Lots of great advice here, including insight into the perfection of this:

So the violence in the Super Bowl commercials means what about the war in Iraq?

Some of the commercials were violent, like a guy throwing a rock at another guy's head. Surely, that means something about the war:
No commercial that appeared last night during Super Bowl XLI directly addressed Iraq, unlike a patriotic spot for Budweiser beer that ran during the game two years ago. But the ongoing war seemed to linger just below the surface of many of this year’s commercials.
Or all over the surface of your brain.
More than a dozen spots celebrated violence in an exaggerated, cartoonlike vein that was intended to be humorous, but often came across as cruel or callous....

During other wars, Madison Avenue has appealed to a yearning for peace. That was expressed in several Super Bowl spots evocative of “Hilltop,” the classic Coca-Cola commercial from 1971, when the Vietnam War divided a world that needed to be taught to sing in perfect harmony.
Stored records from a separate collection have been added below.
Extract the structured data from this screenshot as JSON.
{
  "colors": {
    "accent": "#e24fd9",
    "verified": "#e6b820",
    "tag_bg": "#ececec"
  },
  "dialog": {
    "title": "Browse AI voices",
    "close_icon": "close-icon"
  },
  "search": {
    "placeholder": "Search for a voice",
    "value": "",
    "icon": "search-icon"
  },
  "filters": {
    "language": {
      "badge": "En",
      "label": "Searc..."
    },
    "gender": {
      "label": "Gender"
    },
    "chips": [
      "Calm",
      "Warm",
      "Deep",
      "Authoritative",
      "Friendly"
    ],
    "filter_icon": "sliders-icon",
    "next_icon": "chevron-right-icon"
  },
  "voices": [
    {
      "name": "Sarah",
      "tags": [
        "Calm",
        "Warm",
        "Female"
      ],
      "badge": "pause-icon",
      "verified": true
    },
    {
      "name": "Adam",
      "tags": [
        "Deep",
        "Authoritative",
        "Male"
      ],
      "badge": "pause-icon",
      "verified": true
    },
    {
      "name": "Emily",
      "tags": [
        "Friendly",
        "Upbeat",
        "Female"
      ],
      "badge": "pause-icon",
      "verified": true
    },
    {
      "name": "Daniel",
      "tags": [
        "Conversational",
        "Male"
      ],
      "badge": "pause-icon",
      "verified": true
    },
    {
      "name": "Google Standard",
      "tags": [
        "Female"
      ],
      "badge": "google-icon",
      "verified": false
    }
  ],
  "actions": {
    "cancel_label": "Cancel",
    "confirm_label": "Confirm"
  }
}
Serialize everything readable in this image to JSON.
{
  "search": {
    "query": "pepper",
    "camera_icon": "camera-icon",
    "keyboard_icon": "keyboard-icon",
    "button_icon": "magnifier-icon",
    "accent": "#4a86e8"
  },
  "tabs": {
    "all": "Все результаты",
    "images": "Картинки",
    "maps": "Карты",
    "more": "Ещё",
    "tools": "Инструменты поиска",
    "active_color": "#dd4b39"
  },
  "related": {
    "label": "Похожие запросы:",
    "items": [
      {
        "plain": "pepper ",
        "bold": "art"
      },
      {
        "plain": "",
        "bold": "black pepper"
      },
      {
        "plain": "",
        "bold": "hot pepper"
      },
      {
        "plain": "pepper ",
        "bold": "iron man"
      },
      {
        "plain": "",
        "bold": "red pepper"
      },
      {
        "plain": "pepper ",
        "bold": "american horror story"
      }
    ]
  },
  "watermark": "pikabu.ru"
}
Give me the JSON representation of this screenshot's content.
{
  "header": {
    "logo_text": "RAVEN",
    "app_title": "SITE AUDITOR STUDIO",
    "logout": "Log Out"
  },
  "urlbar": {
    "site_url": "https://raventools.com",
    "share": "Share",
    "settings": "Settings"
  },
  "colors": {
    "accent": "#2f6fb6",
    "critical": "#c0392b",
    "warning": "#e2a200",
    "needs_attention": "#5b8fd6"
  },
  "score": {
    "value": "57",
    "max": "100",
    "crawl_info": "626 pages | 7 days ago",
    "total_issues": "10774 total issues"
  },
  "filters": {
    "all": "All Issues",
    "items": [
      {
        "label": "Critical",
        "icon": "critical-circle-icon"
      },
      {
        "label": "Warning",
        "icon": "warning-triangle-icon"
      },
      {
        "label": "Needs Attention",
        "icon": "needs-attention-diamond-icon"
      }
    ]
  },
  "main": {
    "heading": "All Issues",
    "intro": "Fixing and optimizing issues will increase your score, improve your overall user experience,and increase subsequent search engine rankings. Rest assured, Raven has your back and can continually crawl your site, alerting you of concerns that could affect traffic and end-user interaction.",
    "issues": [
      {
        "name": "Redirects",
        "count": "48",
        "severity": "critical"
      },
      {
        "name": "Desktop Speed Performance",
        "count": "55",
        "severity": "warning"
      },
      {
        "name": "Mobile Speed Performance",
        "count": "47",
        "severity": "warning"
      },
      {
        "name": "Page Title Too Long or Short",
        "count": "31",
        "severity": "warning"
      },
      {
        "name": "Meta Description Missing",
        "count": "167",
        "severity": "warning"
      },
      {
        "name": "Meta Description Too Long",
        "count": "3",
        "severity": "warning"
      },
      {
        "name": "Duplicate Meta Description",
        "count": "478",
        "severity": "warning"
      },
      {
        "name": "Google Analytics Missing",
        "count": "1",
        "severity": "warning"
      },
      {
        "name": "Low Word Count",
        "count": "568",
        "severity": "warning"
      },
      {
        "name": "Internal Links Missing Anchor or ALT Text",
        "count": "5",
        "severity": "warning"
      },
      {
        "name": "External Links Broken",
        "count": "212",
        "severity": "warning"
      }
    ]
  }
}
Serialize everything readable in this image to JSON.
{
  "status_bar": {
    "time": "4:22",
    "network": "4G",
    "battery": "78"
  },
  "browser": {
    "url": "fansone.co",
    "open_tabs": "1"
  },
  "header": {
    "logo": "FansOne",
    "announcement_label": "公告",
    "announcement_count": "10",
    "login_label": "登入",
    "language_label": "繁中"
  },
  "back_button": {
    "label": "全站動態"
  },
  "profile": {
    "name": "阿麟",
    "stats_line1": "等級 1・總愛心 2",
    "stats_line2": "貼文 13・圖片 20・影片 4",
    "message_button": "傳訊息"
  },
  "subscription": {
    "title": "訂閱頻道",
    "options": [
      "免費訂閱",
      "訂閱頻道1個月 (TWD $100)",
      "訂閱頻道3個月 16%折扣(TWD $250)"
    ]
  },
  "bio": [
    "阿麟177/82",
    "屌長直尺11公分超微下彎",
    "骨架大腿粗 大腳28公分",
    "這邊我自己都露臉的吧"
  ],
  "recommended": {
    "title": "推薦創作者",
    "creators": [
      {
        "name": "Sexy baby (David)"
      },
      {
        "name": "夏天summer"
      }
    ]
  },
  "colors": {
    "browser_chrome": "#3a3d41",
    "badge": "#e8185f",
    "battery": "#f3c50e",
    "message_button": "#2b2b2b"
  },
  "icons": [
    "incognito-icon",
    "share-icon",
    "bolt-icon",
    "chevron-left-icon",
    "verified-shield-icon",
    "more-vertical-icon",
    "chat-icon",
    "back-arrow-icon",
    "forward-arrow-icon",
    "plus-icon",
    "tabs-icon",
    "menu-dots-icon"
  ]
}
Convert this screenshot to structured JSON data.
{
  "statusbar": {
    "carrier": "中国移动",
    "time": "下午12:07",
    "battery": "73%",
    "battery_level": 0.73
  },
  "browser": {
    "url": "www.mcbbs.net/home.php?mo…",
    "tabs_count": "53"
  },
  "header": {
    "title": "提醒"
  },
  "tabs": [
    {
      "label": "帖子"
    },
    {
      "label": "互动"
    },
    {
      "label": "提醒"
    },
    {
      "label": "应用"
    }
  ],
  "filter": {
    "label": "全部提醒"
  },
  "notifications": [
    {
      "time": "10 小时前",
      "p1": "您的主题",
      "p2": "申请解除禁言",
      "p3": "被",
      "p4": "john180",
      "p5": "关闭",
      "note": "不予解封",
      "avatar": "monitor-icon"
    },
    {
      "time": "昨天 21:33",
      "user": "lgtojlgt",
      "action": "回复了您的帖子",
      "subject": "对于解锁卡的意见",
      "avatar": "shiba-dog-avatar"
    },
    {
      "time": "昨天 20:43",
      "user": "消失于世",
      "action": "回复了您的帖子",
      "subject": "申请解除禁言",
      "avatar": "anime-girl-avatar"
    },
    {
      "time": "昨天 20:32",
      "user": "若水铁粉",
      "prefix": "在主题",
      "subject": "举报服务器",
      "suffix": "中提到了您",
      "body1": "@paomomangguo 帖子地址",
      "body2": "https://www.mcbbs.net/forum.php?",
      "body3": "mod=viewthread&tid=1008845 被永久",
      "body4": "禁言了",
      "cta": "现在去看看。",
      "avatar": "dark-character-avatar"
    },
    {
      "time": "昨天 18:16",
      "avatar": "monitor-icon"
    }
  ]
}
Coca-Cola borrowed pages from its own playbook with two whimsical spots for Coca-Cola Classic, “Happiness Factory” and “Video Game,” that were as sweet as they were upbeat. The commercials, by Wieden & Kennedy, provided a welcome counterpoint to the martial tone of the evening.
So if the ads are violent, they're about the war, and if the ads are sweet and gentle, they're about the war? And whichever way they go, they are against the war, right?

ADDED: Anchoress: "Hey, NY Times, put down the bong."